Measurement results:

Selected voltage Vout (DMM) Vout (Arduino)
3.3V 3.33 3.31
5V 5.00 4.99

Here’s a sample trace of the two voltage rails as measured by the Arduino:

processing trace

Measure Voltage with an Arduino

Reading voltages with analog pins presents two challenges:

  • The internal ADC has 10 bit resolution (0 - 1023) with 2 bit precision, so the accuracy is 0.25%
  • The internal reference voltage (i.e. what 1023 will equal in volts) is nominally 5V but in practice is not very accurate (the board used for this test runs at about 4.93V)

For our purposes here, the ADC accuracy is not a big problem. To overcome the reference voltage accuracy issue, the sketch scales the voltage reading according to the actual reference voltage of the board. This must be measured with a multimeter and the vref_mv constant changed to this value (in mV).
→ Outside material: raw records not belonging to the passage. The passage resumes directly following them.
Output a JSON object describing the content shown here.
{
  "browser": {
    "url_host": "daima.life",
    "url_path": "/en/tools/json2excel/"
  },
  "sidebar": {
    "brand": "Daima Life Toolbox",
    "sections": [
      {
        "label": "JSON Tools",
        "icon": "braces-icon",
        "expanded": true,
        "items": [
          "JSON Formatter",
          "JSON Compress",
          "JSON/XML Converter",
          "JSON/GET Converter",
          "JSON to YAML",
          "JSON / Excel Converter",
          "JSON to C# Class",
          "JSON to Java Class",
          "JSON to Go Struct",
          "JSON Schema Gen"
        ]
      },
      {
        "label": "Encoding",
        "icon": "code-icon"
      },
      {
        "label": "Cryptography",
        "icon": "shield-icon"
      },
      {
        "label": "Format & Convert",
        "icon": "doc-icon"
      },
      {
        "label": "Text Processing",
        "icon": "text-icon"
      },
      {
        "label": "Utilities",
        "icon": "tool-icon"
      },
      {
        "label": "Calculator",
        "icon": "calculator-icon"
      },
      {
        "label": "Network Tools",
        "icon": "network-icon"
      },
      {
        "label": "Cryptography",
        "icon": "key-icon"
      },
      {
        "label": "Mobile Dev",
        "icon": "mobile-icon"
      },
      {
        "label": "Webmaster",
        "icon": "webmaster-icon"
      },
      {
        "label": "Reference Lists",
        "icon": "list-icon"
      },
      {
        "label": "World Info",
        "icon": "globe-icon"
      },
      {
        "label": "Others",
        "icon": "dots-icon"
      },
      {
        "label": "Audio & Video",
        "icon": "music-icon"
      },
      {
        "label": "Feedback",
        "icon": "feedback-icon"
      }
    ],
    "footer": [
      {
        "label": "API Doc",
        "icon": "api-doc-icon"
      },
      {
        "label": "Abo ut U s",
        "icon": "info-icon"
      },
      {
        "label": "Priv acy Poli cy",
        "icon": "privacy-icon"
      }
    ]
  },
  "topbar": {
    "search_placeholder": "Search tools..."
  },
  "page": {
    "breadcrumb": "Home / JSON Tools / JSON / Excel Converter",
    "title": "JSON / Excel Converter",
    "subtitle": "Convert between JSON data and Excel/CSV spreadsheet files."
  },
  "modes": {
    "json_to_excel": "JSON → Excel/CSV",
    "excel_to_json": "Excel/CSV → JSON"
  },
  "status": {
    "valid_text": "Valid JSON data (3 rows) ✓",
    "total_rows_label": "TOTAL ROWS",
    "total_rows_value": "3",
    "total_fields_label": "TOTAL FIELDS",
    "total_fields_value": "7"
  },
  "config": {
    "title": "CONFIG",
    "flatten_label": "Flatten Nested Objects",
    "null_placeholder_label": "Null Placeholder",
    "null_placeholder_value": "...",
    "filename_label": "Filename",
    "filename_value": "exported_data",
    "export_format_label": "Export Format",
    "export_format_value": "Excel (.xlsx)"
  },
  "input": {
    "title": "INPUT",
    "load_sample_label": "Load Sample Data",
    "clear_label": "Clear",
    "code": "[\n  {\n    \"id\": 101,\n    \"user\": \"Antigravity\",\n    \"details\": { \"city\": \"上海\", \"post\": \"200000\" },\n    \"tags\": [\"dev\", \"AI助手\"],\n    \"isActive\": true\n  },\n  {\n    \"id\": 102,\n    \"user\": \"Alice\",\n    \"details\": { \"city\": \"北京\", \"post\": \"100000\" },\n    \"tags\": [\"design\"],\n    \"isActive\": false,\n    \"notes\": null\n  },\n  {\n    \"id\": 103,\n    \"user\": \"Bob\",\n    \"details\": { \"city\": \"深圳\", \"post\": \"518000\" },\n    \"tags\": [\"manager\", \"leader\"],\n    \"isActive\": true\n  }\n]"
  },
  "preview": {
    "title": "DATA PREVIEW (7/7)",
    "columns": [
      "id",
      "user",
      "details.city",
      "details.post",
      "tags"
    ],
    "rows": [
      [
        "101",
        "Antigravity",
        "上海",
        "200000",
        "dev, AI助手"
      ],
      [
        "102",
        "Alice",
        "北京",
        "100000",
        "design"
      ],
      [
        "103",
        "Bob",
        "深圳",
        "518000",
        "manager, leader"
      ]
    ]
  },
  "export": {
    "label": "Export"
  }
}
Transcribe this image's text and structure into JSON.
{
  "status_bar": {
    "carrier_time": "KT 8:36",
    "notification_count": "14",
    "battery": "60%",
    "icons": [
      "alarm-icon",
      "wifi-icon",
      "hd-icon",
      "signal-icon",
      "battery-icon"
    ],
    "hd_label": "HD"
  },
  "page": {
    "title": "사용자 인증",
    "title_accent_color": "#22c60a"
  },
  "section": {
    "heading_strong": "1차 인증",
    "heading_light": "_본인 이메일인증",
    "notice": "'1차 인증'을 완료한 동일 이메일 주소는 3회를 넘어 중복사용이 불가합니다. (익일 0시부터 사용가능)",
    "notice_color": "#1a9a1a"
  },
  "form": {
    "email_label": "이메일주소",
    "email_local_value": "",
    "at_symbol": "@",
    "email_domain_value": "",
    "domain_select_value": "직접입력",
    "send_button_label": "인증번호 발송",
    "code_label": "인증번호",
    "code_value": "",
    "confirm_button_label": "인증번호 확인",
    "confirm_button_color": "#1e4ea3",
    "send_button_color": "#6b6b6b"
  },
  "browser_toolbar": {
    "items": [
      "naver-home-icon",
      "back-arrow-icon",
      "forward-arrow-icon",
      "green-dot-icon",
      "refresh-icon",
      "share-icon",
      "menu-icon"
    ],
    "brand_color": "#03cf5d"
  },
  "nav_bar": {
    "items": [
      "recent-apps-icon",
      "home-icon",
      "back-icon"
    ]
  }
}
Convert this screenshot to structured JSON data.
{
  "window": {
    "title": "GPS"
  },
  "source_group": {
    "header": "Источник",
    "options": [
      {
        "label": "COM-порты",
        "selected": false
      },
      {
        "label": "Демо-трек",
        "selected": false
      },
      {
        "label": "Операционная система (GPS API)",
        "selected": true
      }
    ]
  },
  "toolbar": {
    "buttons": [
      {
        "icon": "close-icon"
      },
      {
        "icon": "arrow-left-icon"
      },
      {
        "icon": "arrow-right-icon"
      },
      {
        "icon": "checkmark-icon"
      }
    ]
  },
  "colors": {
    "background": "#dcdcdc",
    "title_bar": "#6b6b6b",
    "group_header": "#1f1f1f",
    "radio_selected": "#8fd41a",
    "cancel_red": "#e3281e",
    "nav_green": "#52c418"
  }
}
For more detail, John Errington’s Experiments with an Arduino includes an excellent study of Precise voltage measurement with the Arduino.

Construction

The Arduino only acts as a measurement device in this circuit. Analog pins are used to read Vout via voltage dividers (Rd1/Rd2 and Rd3/Rd4). The voltage dividers are to ensure that the Arduino never sees more than half the battery voltage (4.5V) on the analog pin.

PlotNValues (a simple Processing sketch) reads the data from the serial port and plots the input and output value over time, with some coloration effects thrown in for good measure. In other words, we’re using Arduino and Processing as a basic oscilloscope! And it kind of works, mainly because the frequency is so low.

The Breadboard

The Schematic

The Build

Credits and References

About LEAP#28 Power
Project Source on GitHub Return to the LEAP Catalog

This page is a web-friendly rendering of my project notes shared in the LEAP GitHub repository.

LEAP is my personal collection of electronics projects, usually involving an Arduino or other microprocessor in one way or another. Some are full-blown projects, while many are trivial breadboard experiments, intended to learn and explore something interesting (IMHO!).

The projects are usually inspired by things found wild on the net, or ideas from the sources such as:

Feel free to borrow liberally, and if you spot any issues do let me know. See the individual projects for credits where due. There are even now a few projects contributed by others - send your own over in a pull request if you would also like to add to this collection.